“I had the huge honor of producing songs with this American Giant. He was kind, funny, and one of the greatest purveyors of a lyric in the history of music. The world will miss you forever. Thank you for the decades of incredible music! You define a generation. #RIPKennyRogers,” Rich tweeted.
Longtime country artist Charlie Daniels, 83, took to Twitter to pay tribute to the “Lucille” crooner as he woke up to the news.
“Thank you Kenny Rogers for being a part of our lives for so long. Your songs are woven into the fabric of our memories, classics, that will live on in the musical heart of a world that will miss you so much,” Daniels tweeted. “Rest in peace Gambler.”
Founding member of the country trio Lady Antebellum, Charles Kelley, recalled opening up for the country legend years ago.

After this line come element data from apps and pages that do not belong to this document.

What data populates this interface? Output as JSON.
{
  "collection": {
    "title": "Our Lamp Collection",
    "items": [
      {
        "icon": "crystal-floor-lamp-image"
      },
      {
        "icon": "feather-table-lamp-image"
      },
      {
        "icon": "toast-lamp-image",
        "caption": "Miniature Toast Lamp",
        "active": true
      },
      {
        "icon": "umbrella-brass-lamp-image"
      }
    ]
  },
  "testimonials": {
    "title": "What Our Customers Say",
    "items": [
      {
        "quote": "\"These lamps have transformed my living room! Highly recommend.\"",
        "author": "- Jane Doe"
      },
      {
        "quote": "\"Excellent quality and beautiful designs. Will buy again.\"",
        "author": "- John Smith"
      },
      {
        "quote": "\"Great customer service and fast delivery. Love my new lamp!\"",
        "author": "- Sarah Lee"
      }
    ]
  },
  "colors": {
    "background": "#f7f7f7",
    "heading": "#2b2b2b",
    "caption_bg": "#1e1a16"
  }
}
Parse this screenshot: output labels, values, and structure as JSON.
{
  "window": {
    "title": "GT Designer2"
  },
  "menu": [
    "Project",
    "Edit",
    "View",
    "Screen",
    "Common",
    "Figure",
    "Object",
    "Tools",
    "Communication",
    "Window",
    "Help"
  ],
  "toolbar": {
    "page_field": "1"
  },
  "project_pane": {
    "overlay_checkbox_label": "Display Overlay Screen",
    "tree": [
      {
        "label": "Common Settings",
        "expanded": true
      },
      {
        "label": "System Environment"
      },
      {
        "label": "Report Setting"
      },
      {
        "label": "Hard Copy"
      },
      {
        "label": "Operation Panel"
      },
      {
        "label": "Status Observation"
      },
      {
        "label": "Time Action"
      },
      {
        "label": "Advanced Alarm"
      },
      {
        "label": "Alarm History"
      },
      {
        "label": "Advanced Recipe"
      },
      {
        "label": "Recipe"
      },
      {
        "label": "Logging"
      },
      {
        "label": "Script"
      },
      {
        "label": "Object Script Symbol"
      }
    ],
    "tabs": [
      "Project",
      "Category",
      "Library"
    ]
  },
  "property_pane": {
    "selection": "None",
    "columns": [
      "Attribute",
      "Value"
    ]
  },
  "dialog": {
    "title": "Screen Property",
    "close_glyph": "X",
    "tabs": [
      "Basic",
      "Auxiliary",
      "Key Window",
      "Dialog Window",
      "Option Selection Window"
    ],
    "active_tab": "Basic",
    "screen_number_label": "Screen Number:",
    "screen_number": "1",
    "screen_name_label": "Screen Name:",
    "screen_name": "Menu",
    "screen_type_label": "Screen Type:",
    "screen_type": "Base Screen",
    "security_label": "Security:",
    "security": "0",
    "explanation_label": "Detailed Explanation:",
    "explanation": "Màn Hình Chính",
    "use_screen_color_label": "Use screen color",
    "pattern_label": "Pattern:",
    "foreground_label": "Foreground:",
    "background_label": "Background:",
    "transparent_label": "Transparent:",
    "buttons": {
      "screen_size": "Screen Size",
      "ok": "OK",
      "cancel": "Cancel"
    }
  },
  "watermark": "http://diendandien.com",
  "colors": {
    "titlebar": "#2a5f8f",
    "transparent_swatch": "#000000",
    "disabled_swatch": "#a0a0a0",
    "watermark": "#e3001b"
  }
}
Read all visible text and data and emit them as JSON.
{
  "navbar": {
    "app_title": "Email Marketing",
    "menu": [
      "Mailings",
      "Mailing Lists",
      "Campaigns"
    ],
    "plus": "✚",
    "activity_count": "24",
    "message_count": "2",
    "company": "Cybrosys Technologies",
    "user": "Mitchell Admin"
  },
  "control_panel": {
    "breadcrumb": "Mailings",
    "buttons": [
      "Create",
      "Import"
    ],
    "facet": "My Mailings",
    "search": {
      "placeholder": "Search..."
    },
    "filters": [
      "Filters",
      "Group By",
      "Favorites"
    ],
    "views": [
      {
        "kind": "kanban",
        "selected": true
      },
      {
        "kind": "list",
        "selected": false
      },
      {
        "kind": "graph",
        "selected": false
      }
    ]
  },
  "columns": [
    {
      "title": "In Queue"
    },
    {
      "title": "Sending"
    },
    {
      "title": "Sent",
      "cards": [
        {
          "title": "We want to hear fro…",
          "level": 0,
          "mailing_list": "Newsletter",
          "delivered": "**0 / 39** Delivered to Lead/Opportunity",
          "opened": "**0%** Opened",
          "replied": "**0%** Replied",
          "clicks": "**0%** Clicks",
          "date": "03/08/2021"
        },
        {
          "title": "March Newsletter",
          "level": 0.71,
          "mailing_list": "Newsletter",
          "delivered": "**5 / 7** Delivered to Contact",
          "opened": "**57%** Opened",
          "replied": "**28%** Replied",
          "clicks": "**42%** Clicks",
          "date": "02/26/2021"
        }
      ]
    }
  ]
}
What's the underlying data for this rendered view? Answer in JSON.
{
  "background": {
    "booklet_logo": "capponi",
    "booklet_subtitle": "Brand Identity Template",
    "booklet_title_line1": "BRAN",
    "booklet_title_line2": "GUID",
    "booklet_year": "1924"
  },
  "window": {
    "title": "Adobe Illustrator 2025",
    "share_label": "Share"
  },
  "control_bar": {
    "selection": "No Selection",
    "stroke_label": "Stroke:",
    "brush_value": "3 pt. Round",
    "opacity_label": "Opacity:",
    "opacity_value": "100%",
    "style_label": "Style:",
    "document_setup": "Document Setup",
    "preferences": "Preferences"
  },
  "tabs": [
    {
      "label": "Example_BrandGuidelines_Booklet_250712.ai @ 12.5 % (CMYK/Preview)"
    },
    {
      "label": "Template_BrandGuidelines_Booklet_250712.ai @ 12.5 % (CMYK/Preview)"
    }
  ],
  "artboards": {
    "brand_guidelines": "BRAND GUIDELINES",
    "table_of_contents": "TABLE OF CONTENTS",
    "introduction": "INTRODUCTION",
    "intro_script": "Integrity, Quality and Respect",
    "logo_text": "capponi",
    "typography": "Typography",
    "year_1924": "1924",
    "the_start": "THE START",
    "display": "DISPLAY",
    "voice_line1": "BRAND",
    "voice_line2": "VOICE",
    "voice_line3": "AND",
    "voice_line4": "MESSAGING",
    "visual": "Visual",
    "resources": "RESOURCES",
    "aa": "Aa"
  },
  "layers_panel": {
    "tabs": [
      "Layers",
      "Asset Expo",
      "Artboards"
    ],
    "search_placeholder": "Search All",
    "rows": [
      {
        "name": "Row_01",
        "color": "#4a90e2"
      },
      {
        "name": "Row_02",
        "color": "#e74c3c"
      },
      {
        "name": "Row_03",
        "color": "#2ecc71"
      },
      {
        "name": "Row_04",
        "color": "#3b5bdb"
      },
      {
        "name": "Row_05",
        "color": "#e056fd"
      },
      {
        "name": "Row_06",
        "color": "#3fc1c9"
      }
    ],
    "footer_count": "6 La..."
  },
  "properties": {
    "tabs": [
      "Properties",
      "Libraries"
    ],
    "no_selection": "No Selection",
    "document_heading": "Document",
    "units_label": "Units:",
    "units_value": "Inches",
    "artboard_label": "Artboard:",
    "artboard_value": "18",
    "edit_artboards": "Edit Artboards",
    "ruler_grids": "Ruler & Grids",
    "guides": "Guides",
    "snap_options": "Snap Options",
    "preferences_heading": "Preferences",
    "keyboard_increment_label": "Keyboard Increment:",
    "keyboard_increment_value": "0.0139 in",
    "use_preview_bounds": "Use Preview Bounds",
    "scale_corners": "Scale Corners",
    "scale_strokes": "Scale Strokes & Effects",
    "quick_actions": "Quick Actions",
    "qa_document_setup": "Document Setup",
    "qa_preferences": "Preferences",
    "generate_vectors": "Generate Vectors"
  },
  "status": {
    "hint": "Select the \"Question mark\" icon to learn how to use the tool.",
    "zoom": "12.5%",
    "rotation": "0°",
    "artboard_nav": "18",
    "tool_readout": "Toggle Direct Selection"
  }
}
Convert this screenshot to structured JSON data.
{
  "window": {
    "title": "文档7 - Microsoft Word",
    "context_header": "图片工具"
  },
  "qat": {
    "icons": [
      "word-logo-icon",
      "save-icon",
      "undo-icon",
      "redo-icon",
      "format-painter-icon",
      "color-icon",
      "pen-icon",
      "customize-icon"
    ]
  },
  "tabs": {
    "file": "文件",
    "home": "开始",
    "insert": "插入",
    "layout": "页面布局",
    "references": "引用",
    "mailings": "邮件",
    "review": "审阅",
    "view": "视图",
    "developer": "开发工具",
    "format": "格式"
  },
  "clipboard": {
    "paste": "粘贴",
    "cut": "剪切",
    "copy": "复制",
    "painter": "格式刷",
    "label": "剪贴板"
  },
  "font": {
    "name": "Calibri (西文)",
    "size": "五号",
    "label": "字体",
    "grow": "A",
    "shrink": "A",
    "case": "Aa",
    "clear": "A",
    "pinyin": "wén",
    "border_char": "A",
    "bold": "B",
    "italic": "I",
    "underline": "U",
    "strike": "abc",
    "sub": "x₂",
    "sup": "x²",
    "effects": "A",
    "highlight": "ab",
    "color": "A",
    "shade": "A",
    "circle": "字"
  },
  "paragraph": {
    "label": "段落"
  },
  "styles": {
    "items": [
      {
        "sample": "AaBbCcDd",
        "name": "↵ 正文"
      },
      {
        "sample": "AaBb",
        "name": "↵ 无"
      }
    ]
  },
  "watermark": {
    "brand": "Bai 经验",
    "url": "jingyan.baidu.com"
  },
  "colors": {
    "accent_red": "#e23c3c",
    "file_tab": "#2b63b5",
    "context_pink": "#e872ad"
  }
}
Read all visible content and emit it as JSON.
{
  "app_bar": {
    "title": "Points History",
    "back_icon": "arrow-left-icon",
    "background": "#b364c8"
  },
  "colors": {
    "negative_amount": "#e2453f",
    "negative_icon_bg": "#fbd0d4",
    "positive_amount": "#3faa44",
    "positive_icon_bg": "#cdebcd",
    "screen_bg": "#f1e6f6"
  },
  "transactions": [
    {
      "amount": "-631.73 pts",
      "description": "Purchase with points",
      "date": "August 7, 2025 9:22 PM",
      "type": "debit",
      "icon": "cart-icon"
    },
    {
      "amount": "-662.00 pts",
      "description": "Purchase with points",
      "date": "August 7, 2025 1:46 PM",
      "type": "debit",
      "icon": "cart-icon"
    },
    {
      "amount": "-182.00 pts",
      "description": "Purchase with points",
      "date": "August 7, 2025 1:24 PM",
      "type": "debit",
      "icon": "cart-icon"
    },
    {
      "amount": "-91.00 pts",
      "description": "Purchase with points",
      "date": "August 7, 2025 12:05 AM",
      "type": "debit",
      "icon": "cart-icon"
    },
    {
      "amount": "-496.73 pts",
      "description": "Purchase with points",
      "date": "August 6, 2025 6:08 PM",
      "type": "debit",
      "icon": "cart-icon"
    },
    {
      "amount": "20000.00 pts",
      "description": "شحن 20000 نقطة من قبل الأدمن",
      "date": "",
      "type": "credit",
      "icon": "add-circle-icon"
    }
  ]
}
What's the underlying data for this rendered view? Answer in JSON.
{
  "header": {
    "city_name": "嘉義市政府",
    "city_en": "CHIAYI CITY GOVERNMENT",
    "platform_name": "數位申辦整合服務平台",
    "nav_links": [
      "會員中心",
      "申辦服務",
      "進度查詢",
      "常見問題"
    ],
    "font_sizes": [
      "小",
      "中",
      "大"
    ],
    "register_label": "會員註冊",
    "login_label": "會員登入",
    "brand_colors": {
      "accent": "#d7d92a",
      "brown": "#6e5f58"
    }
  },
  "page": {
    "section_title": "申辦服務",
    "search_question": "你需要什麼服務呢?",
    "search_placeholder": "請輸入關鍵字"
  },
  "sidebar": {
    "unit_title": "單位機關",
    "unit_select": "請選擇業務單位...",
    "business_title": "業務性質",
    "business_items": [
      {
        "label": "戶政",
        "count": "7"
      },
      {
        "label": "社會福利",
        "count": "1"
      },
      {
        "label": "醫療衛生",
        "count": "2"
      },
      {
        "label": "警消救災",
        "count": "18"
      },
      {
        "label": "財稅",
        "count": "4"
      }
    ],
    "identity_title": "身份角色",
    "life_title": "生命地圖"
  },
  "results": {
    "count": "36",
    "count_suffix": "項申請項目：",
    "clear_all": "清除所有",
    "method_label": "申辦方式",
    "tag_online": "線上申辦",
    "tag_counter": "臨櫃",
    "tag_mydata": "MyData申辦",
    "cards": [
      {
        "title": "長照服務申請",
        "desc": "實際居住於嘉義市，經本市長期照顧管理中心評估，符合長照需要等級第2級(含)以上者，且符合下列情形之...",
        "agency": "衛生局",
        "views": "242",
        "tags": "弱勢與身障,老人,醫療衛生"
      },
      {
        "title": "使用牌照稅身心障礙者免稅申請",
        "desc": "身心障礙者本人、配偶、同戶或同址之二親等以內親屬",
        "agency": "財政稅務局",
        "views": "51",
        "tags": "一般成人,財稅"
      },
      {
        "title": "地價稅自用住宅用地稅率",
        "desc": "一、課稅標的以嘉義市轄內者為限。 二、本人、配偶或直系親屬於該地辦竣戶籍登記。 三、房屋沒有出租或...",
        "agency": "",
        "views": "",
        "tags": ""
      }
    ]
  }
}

“What a great man. You will be missed #kennyrogers. This was from 2009 when @ladyantebellum got the opportunity to open up a show in Switzerland for Kenny,” he wrote underneath a photo of the band with their arms around Rogers. “He really opened the door for us and touring internationally.”
Oak Ridge Boys member Joe Bonsall was in disbelief as he shared with his followers the moment he learned of Rogers’ passing.
“Asleep … when Mary yells ‘Oh Joseph … Kenny Rogers died,'” the tenor wrote on Twitter. “I am a man of words but right now I have none … I am stunned and heartbroken … I loved this man … #RestinpeaceKennyrogers #SweetMusicMan.”
“High Cost of Living” singer Jamey Johnson credited the “Gambler” for leaving a mark on his childhood.
“So many songs you sang painted the canvas of my musical youth. Thank you for dedicating your life to enriching the lives of people like me with your gift. Rest well Sweet Music Man @_kennyrogers,” Johnson wrote on Instagram.